§ What to do:
Look through the data below and return each line where "properties" appears.

Dataset rows for apps and sites
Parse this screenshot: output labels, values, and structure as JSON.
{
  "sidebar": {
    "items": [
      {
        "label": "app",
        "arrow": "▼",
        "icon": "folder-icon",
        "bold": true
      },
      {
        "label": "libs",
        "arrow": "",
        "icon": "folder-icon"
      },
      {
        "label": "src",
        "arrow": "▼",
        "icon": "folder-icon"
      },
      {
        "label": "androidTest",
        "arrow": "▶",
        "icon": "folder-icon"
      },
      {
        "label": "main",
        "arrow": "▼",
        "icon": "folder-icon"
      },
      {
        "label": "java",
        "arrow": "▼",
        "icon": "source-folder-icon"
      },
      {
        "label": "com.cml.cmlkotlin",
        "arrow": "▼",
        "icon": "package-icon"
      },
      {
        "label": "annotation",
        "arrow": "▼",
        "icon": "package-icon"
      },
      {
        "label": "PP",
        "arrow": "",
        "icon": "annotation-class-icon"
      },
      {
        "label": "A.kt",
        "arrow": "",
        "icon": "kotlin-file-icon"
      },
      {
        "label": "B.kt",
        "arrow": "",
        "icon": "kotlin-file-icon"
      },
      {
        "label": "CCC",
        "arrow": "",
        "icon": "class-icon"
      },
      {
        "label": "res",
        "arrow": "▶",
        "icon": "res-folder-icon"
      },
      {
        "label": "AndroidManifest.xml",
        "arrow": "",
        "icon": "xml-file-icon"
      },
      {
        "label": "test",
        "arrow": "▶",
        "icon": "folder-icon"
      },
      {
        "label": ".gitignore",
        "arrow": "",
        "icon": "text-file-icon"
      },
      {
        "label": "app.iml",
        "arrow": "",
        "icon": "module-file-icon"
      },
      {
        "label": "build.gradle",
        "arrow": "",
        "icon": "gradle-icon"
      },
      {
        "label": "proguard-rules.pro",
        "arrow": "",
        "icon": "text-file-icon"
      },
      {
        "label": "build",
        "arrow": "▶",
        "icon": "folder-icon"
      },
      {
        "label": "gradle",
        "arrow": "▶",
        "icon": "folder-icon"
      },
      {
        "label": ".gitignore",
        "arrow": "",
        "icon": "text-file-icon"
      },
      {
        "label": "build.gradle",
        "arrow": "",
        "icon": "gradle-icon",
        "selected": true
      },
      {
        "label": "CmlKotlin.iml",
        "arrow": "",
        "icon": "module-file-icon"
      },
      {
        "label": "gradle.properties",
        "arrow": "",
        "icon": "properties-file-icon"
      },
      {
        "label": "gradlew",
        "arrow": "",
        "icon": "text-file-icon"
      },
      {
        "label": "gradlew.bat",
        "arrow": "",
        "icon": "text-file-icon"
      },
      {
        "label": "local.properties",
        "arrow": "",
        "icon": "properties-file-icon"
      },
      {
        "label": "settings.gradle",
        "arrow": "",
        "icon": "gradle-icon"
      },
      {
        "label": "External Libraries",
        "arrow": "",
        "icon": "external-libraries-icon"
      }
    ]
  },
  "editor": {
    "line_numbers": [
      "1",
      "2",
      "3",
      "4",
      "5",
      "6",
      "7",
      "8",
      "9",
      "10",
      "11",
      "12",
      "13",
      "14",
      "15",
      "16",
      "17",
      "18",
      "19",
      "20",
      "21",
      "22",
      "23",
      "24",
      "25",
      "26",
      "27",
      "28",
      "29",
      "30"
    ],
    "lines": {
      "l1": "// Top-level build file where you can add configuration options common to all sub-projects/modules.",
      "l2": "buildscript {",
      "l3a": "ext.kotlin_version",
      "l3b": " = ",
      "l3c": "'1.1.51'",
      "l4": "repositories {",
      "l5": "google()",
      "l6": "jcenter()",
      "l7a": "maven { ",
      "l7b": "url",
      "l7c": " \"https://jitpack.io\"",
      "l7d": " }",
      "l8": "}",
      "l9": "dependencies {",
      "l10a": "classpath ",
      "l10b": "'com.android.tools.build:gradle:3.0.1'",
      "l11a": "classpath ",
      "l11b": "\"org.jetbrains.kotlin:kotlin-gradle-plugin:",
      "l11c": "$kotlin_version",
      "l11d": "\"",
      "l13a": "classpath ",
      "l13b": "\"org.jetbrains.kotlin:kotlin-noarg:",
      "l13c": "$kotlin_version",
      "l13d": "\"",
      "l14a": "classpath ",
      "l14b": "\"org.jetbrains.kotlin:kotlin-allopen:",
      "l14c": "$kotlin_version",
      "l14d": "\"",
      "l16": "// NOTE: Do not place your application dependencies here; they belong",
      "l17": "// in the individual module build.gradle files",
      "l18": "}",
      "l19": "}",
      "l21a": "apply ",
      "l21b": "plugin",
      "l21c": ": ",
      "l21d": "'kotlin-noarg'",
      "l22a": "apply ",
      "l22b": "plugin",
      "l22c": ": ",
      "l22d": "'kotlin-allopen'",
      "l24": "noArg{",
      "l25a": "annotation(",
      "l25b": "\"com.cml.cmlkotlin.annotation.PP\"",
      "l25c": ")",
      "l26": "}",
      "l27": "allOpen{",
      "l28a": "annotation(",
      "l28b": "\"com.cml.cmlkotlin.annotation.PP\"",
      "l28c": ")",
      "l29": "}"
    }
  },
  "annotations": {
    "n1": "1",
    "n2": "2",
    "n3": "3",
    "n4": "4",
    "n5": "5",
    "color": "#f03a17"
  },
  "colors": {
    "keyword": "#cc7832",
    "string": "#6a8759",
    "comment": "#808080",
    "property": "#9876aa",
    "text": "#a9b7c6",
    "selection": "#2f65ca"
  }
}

§ Exercise output:
        "label": "gradle.properties",
        "icon": "properties-file-icon"
        "label": "local.properties",
        "icon": "properties-file-icon"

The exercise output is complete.